> WHAT THE TASK REQUIRES
List all the lines in these records that hold "title".

■ ■ ■

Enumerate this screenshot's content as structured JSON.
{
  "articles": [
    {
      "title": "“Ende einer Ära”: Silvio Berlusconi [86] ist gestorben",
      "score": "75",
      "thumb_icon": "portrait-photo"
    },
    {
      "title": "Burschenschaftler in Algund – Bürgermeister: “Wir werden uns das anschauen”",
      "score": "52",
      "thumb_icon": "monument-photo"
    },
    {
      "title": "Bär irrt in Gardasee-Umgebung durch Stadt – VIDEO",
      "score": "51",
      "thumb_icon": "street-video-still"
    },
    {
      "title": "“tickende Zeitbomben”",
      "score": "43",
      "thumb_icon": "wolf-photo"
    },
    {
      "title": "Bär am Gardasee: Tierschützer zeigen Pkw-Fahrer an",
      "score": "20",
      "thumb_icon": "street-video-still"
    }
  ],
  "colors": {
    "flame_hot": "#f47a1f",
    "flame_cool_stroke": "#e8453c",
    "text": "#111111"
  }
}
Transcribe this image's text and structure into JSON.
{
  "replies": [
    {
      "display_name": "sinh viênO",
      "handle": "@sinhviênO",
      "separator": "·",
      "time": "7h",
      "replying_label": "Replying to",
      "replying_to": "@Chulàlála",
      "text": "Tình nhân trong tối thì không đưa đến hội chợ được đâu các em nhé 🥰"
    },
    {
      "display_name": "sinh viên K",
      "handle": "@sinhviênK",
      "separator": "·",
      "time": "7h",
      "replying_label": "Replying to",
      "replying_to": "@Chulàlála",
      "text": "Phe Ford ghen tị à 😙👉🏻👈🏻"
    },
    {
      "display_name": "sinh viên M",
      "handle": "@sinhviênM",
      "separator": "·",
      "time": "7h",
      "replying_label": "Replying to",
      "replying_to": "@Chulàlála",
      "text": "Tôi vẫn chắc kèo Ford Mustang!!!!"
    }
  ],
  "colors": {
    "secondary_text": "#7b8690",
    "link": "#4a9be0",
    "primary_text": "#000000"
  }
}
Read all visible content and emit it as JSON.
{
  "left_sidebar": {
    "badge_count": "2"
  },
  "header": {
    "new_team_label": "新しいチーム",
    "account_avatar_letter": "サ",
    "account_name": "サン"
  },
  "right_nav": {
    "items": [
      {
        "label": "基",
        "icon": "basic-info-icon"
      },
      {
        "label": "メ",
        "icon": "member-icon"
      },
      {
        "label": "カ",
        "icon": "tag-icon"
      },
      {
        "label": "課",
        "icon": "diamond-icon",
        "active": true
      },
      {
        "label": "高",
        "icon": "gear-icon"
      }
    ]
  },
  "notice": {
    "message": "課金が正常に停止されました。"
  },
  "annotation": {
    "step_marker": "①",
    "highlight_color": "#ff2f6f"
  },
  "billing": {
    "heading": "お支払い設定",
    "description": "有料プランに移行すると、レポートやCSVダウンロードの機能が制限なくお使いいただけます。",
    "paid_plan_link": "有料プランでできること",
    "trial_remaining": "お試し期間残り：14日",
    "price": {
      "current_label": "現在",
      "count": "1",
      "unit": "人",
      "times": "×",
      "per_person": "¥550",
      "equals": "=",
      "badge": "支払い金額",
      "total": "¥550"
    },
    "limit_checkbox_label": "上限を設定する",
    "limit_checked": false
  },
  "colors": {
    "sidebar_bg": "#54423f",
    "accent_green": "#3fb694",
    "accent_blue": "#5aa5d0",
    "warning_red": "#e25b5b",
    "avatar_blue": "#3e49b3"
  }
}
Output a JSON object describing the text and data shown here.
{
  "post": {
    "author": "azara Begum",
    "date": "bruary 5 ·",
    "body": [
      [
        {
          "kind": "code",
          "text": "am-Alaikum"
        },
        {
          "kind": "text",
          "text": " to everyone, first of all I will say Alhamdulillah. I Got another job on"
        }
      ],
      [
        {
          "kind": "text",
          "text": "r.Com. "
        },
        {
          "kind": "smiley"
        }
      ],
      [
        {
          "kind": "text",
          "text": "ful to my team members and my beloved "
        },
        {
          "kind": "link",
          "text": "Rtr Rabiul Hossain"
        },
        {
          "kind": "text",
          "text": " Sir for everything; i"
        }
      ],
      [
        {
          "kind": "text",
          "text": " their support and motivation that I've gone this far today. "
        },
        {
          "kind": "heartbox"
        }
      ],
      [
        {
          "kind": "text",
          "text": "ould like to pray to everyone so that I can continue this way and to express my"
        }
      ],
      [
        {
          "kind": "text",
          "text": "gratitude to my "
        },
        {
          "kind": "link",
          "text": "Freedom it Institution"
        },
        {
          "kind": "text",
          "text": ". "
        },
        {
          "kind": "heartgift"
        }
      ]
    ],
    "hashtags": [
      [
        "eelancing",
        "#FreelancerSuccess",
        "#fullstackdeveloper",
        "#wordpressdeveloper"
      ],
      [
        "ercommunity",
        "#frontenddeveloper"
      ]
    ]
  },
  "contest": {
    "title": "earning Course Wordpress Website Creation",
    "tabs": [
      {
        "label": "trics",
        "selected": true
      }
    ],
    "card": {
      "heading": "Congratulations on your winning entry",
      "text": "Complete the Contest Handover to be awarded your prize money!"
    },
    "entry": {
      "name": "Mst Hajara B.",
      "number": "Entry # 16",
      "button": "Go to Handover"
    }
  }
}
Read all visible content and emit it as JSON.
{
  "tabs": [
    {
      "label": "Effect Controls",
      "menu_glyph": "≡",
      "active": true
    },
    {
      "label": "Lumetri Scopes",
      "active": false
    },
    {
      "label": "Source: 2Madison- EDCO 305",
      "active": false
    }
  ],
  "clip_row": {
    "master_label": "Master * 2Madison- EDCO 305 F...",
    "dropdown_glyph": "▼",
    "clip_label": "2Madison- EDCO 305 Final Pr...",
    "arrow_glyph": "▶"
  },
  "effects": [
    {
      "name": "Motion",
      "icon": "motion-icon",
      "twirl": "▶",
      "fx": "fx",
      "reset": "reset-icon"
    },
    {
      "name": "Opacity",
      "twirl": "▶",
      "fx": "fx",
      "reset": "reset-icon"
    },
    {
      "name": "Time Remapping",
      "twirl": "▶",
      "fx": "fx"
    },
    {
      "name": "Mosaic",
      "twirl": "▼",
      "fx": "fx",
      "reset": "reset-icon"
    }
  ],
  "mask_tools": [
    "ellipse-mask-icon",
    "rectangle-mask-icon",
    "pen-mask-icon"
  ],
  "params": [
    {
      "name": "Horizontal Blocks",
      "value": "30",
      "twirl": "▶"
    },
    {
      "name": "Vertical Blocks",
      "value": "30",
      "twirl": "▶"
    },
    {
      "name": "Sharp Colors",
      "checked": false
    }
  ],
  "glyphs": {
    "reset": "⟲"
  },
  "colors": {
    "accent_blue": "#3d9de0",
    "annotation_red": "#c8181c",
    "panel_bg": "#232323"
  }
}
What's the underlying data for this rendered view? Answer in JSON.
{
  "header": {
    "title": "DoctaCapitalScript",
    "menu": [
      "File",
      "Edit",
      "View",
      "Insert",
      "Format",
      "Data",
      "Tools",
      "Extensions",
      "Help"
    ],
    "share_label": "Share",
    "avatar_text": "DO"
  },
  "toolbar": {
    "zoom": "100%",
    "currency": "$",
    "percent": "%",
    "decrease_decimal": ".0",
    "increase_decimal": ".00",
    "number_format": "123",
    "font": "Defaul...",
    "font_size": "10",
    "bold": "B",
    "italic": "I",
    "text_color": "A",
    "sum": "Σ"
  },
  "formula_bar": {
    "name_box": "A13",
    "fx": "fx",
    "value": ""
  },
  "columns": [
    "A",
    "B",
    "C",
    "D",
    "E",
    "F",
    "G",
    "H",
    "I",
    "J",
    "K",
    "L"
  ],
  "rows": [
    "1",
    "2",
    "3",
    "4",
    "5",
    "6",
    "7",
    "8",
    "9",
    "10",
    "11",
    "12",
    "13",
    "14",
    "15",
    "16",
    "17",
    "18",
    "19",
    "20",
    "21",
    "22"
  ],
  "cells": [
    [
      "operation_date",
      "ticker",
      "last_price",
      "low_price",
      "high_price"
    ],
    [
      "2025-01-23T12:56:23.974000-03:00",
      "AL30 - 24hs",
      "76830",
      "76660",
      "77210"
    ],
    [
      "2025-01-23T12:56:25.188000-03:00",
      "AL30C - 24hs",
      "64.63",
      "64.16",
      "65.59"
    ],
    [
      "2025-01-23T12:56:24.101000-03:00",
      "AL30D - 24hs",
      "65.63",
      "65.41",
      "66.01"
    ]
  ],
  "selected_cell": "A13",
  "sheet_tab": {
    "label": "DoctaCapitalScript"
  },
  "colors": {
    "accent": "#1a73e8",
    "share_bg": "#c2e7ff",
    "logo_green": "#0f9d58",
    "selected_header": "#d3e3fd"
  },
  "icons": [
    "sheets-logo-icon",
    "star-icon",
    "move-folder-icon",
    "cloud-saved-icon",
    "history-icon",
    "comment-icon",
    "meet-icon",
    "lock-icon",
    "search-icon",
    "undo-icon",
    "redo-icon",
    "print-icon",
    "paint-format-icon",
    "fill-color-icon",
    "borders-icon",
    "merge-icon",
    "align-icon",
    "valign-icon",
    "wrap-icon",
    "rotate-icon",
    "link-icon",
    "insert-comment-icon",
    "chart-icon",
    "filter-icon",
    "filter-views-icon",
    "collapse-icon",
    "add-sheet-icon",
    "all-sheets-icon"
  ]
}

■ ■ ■

> REPLY TO THE EXERCISE
      "title": "“Ende einer Ära”: Silvio Berlusconi [86] ist gestorben",
      "title": "Burschenschaftler in Algund – Bürgermeister: “Wir werden uns das anschauen”",
      "title": "Bär irrt in Gardasee-Umgebung durch Stadt – VIDEO",
      "title": "“tickende Zeitbomben”",
      "title": "Bär am Gardasee: Tierschützer zeigen Pkw-Fahrer an",
    "title": "earning Course Wordpress Website Creation",
    "title": "DoctaCapitalScript",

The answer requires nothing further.